• Aim of the exercise
Set each line of the records down again exactly, please.

• Provided records
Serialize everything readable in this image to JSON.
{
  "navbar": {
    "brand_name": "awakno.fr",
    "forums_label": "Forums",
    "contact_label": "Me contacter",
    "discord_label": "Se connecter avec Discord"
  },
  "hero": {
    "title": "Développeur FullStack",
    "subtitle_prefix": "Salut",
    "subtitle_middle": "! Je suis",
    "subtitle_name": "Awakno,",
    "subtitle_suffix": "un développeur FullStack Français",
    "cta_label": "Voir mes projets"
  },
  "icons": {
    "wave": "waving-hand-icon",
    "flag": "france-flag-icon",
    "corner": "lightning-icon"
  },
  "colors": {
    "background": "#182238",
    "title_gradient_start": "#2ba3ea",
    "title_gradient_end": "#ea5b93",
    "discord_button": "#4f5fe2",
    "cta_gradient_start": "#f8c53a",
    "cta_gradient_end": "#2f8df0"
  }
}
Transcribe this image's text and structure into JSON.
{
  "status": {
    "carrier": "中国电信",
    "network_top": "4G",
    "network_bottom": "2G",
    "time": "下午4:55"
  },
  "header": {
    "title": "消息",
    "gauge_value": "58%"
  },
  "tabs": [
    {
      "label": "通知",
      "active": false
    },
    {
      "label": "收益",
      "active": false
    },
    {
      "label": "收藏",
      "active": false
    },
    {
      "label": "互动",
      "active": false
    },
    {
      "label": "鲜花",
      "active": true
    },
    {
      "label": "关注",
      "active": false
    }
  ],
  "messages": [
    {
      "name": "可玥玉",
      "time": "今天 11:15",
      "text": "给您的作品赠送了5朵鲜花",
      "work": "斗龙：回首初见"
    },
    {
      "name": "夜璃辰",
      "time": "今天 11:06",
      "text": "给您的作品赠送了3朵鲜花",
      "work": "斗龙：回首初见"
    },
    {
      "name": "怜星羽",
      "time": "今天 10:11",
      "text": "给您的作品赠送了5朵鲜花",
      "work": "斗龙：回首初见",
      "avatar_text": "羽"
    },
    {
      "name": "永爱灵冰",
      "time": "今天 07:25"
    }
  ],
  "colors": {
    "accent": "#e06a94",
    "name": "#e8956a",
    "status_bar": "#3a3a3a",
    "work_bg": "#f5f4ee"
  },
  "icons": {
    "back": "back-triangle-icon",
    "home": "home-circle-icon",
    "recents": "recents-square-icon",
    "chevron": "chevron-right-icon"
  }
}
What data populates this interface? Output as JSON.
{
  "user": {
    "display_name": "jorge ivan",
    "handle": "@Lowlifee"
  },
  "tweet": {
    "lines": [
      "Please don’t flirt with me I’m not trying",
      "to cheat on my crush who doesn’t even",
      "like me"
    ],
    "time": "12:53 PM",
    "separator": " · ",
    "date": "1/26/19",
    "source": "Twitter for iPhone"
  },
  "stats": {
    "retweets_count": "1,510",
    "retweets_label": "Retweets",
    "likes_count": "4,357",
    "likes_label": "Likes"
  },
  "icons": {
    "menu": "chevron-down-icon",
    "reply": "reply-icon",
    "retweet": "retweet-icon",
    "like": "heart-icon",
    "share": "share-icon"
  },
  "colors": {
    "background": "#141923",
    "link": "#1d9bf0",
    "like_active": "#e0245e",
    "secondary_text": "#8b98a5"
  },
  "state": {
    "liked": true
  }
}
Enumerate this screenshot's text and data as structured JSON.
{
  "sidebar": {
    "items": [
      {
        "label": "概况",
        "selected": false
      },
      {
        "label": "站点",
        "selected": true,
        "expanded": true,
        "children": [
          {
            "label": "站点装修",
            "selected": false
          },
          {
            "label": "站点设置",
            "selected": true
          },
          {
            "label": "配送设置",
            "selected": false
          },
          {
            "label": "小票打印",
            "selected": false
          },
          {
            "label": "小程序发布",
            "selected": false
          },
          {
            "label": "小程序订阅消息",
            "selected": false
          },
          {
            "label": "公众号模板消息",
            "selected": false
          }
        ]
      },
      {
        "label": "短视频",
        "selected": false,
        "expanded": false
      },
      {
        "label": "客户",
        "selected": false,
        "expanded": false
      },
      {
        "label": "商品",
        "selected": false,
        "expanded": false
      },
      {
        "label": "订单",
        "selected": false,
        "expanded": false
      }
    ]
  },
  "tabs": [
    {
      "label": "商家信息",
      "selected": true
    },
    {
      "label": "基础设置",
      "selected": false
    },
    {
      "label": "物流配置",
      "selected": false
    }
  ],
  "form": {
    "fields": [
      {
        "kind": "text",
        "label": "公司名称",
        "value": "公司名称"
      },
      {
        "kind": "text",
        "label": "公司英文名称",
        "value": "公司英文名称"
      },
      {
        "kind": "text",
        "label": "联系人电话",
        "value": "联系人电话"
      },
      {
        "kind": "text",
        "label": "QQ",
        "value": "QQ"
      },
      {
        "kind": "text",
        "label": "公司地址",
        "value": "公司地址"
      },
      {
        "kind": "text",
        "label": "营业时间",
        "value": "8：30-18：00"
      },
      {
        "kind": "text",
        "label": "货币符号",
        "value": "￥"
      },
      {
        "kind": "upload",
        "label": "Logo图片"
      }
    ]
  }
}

• Problem solution
Serialize everything readable in this image to JSON.
{
  "navbar": {
    "brand_name": "awakno.fr",
    "forums_label": "Forums",
    "contact_label": "Me contacter",
    "discord_label": "Se connecter avec Discord"
  },
  "hero": {
    "title": "Développeur FullStack",
    "subtitle_prefix": "Salut",
    "subtitle_middle": "! Je suis",
    "subtitle_name": "Awakno,",
    "subtitle_suffix": "un développeur FullStack Français",
    "cta_label": "Voir mes projets"
  },
  "icons": {
    "wave": "waving-hand-icon",
    "flag": "france-flag-icon",
    "corner": "lightning-icon"
  },
  "colors": {
    "background": "#182238",
    "title_gradient_start": "#2ba3ea",
    "title_gradient_end": "#ea5b93",
    "discord_button": "#4f5fe2",
    "cta_gradient_start": "#f8c53a",
    "cta_gradient_end": "#2f8df0"
  }
}
Transcribe this image's text and structure into JSON.
{
  "status": {
    "carrier": "中国电信",
    "network_top": "4G",
    "network_bottom": "2G",
    "time": "下午4:55"
  },
  "header": {
    "title": "消息",
    "gauge_value": "58%"
  },
  "tabs": [
    {
      "label": "通知",
      "active": false
    },
    {
      "label": "收益",
      "active": false
    },
    {
      "label": "收藏",
      "active": false
    },
    {
      "label": "互动",
      "active": false
    },
    {
      "label": "鲜花",
      "active": true
    },
    {
      "label": "关注",
      "active": false
    }
  ],
  "messages": [
    {
      "name": "可玥玉",
      "time": "今天 11:15",
      "text": "给您的作品赠送了5朵鲜花",
      "work": "斗龙：回首初见"
    },
    {
      "name": "夜璃辰",
      "time": "今天 11:06",
      "text": "给您的作品赠送了3朵鲜花",
      "work": "斗龙：回首初见"
    },
    {
      "name": "怜星羽",
      "time": "今天 10:11",
      "text": "给您的作品赠送了5朵鲜花",
      "work": "斗龙：回首初见",
      "avatar_text": "羽"
    },
    {
      "name": "永爱灵冰",
      "time": "今天 07:25"
    }
  ],
  "colors": {
    "accent": "#e06a94",
    "name": "#e8956a",
    "status_bar": "#3a3a3a",
    "work_bg": "#f5f4ee"
  },
  "icons": {
    "back": "back-triangle-icon",
    "home": "home-circle-icon",
    "recents": "recents-square-icon",
    "chevron": "chevron-right-icon"
  }
}
What data populates this interface? Output as JSON.
{
  "user": {
    "display_name": "jorge ivan",
    "handle": "@Lowlifee"
  },
  "tweet": {
    "lines": [
      "Please don’t flirt with me I’m not trying",
      "to cheat on my crush who doesn’t even",
      "like me"
    ],
    "time": "12:53 PM",
    "separator": " · ",
    "date": "1/26/19",
    "source": "Twitter for iPhone"
  },
  "stats": {
    "retweets_count": "1,510",
    "retweets_label": "Retweets",
    "likes_count": "4,357",
    "likes_label": "Likes"
  },
  "icons": {
    "menu": "chevron-down-icon",
    "reply": "reply-icon",
    "retweet": "retweet-icon",
    "like": "heart-icon",
    "share": "share-icon"
  },
  "colors": {
    "background": "#141923",
    "link": "#1d9bf0",
    "like_active": "#e0245e",
    "secondary_text": "#8b98a5"
  },
  "state": {
    "liked": true
  }
}
Enumerate this screenshot's text and data as structured JSON.
{
  "sidebar": {
    "items": [
      {
        "label": "概况",
        "selected": false
      },
      {
        "label": "站点",
        "selected": true,
        "expanded": true,
        "children": [
          {
            "label": "站点装修",
            "selected": false
          },
          {
            "label": "站点设置",
            "selected": true
          },
          {
            "label": "配送设置",
            "selected": false
          },
          {
            "label": "小票打印",
            "selected": false
          },
          {
            "label": "小程序发布",
            "selected": false
          },
          {
            "label": "小程序订阅消息",
            "selected": false
          },
          {
            "label": "公众号模板消息",
            "selected": false
          }
        ]
      },
      {
        "label": "短视频",
        "selected": false,
        "expanded": false
      },
      {
        "label": "客户",
        "selected": false,
        "expanded": false
      },
      {
        "label": "商品",
        "selected": false,
        "expanded": false
      },
      {
        "label": "订单",
        "selected": false,
        "expanded": false
      }
    ]
  },
  "tabs": [
    {
      "label": "商家信息",
      "selected": true
    },
    {
      "label": "基础设置",
      "selected": false
    },
    {
      "label": "物流配置",
      "selected": false
    }
  ],
  "form": {
    "fields": [
      {
        "kind": "text",
        "label": "公司名称",
        "value": "公司名称"
      },
      {
        "kind": "text",
        "label": "公司英文名称",
        "value": "公司英文名称"
      },
      {
        "kind": "text",
        "label": "联系人电话",
        "value": "联系人电话"
      },
      {
        "kind": "text",
        "label": "QQ",
        "value": "QQ"
      },
      {
        "kind": "text",
        "label": "公司地址",
        "value": "公司地址"
      },
      {
        "kind": "text",
        "label": "营业时间",
        "value": "8：30-18：00"
      },
      {
        "kind": "text",
        "label": "货币符号",
        "value": "￥"
      },
      {
        "kind": "upload",
        "label": "Logo图片"
      }
    ]
  }
}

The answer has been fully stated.